Professor Rebecca Roiphe has a Ph.D. in American History and experience as a prosecutor, a background that serves her well in her field of expertise, legal ethics. In recent weeks, high-profile new stories about Attorney General Jeff Sessions and former Acting Attorney General Sally Yates have elevated questions of legal ethics to the national stage. Below, Professor Roiphe discusses her work.
You’ve observed that notions of what is or isn’t ethical are often based on tradition rather than hard and fast laws. In light of that, how does history guide your knowledge of the field?
History gives context. You see echoes of past behavior, and you put the pieces together in a different way. It’s similar to an anthropologist going to a different country and observing how things work there.
If people violate professional traditions or norms, is that inherently bad?
No, but it’s something you have to attend to. Traditions, norms, and professional codes come from doing work over and over again and developing a custom or practice. It is important to recognize that there is something valuable about these unwritten norms. Law and institutions are part of what protects democracy, but ethics and custom are critical as well.
How does your former role as an Assistant District Attorney inform your approach to ethical questions?
A prosecutor has a unique job. Your client is the public. It’s a combination of being a lawyer and being a public official because you have to assess what is in the public interest throughout your case. Immediately, you have to decide whether to prosecute—a decision that will affect someone’s life and the community. It’s very weighty, and you’re forced to grapple with it. I view that as a huge obligation and as part of a lawyer’s responsibility. That experience is partially why I approach legal ethics questions the way I do. Even when you have an individual client, you still have an obligation to the legal system and the rule of law as a whole.

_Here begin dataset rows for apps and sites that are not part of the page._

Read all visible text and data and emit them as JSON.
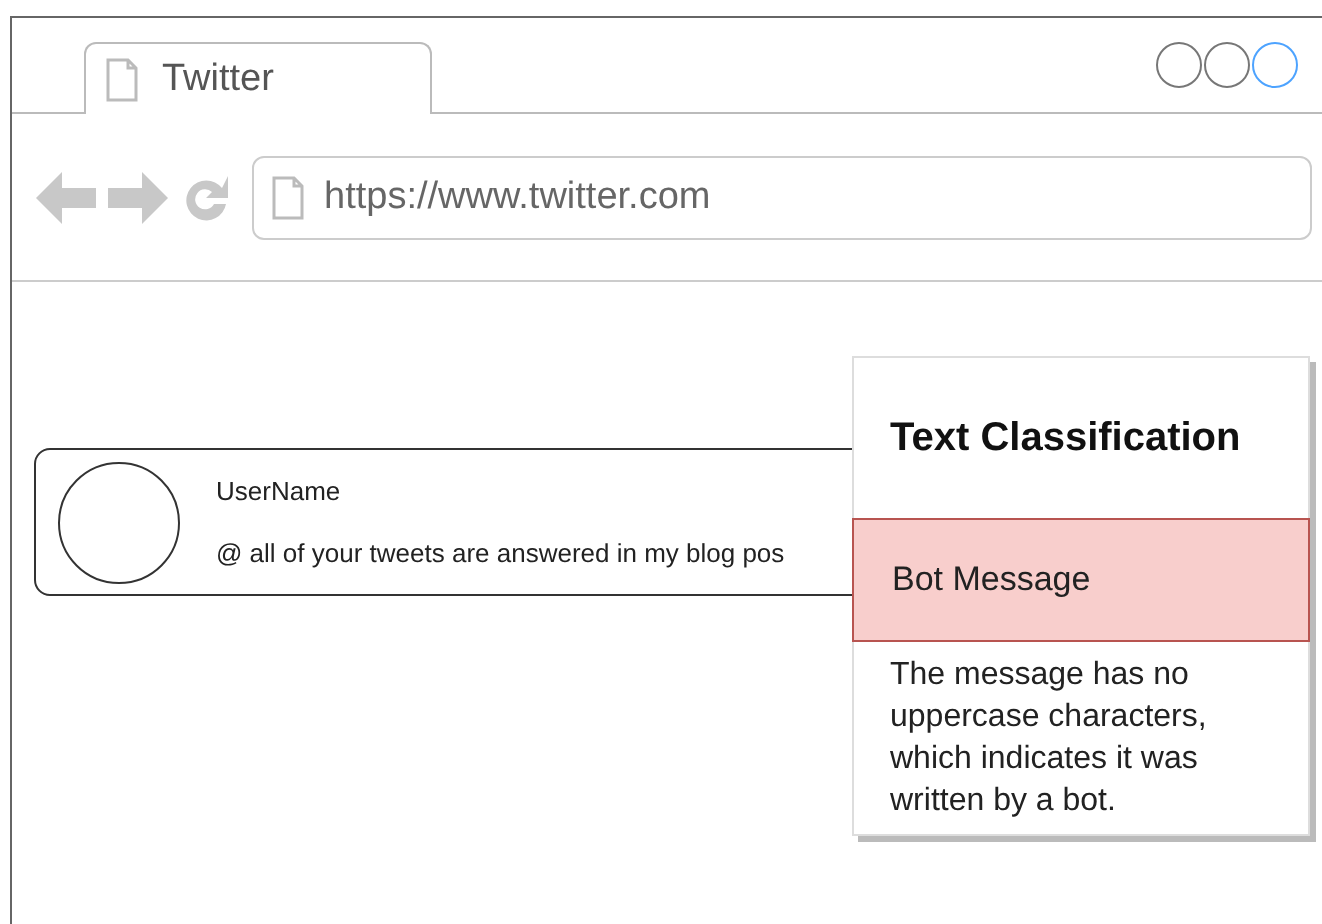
{
  "tab": {
    "title": "Twitter"
  },
  "address_bar": {
    "url": "https://www.twitter.com"
  },
  "tweet": {
    "username": "UserName",
    "message": "@ all of your tweets are answered in my blog pos"
  },
  "popup": {
    "title": "Text Classification",
    "result": "Bot Message",
    "explanation": "The message has no uppercase characters, which indicates it was written by a bot."
  }
}
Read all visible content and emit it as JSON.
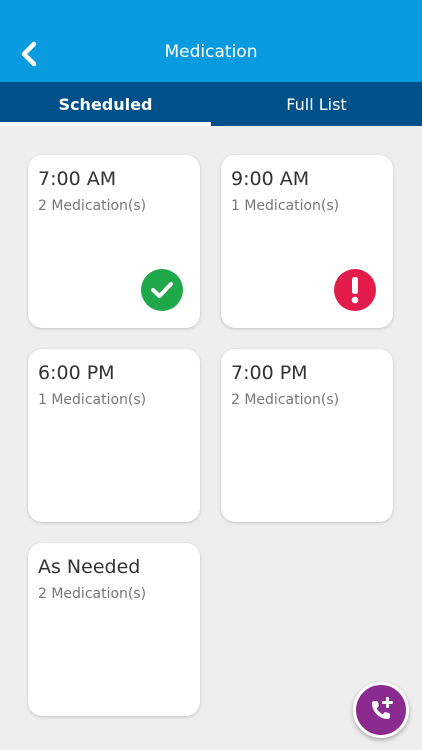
{
  "header": {
    "title": "Medication"
  },
  "tabs": [
    {
      "label": "Scheduled",
      "active": true
    },
    {
      "label": "Full List",
      "active": false
    }
  ],
  "cards": [
    {
      "time": "7:00 AM",
      "count": "2 Medication(s)",
      "status": "complete"
    },
    {
      "time": "9:00 AM",
      "count": "1 Medication(s)",
      "status": "missed"
    },
    {
      "time": "6:00 PM",
      "count": "1 Medication(s)",
      "status": "none"
    },
    {
      "time": "7:00 PM",
      "count": "2 Medication(s)",
      "status": "none"
    },
    {
      "time": "As Needed",
      "count": "2 Medication(s)",
      "status": "none"
    }
  ],
  "colors": {
    "header": "#0a9ae0",
    "tab_bar": "#00508a",
    "success": "#1ea84a",
    "alert": "#e31b4b",
    "fab": "#8c2b8f"
  },
  "icons": {
    "back": "chevron-left-icon",
    "complete": "check-circle-icon",
    "missed": "exclamation-circle-icon",
    "fab": "phone-plus-icon"
  }
}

Is that something you try to instill when you teach Professional Responsibility?
Absolutely. In my classes, I use a problem-based method that puts the student in the position of a lawyer faced with an ethical question. We look at examples of people who haven’t gotten it right, like the senior attorney in the 1977 Berkey-Kodak antitrust litigation case who lied to a federal judge to conceal documents. In addition, his associate saw these events unfold but did not say anything due to a mix of loyalty and uncertainty of what to do. They were both wrong. Sometimes we also screen television or film clips, which can help animate these issues. Ethics is difficult to teach in the abstract. The reality is that as a lawyer, you’re going to be put into these real-world positions where you have to make a call, where there is a grey area. I try to train students to recognize complex questions and not simply defer to what a client or supervisor wants you to do.
Is that difficult for inexperienced lawyers?
It can be. Lawyers want to believe that their supervisors and mentors mean well. But if you do something unethical at the request of your supervisor, or even if you go along with someone else’s unethical behavior, the system can suffer, and there can be professional consequences.
How has social media affected legal ethics?
It raises all kinds of issues. I taught a CLE on this topic a few years ago. For example, can you contact a witness by “friending” the person on Facebook given that there are rules regarding contact with represented and unrepresented persons? If you assume an identity when you friend the person, might that implicate rules regarding honesty? In addition, attorneys have been reprimanded for using social media to talk about their cases. In the prosecution following the Orlando Pulse nightclub shooting, one of Assistant District Attorneys assigned to the case was asked to leave after he posted thinly veiled racist, homophobic comments on Facebook.
You have a forthcoming article in the Boston College Law Review. What is its focus?
My co-author [Professor Bruce A. Green of Fordham Law School] and I did a comprehensive review of the law governing prosecutor conflicts of interest. Guidance on this issue comes from everywhere you might imagine—the courts, legislatures, and bar associations. Prosecutors’ conflicts are unique because they have to act with disinterest. Acting with disinterest means being free of personal beliefs and motivations that make it hard for the prosecutor to serve the public interest. We propose changes within a prosecutor’s office to make prosecutors more aware of the process of decision-making, so they can develop an ongoing transparency about how conflict-of-interest decisions are made. Many people who write about this issue argue for more regulation. But we’re arguing that prosecutorial discretion, not regulation, can really improve things. People shy away from very difficult ethical decisions at work—they’re hard and upsetting. Yet prosecutor discretion is an important part of our system. As long as we have that piece, we need to attend to it. The more you add regulations, the less prosecutors will think independently about these questions.
In the News
Wisconsin Public Radio: Legal Ethics Expert Discusses Calls for U.S. Attorney General Jeff Sessions To Resign
View the forthcoming Boston College Law Review article, “Rethinking Prosecutors’ Conflicts of Interest,” here.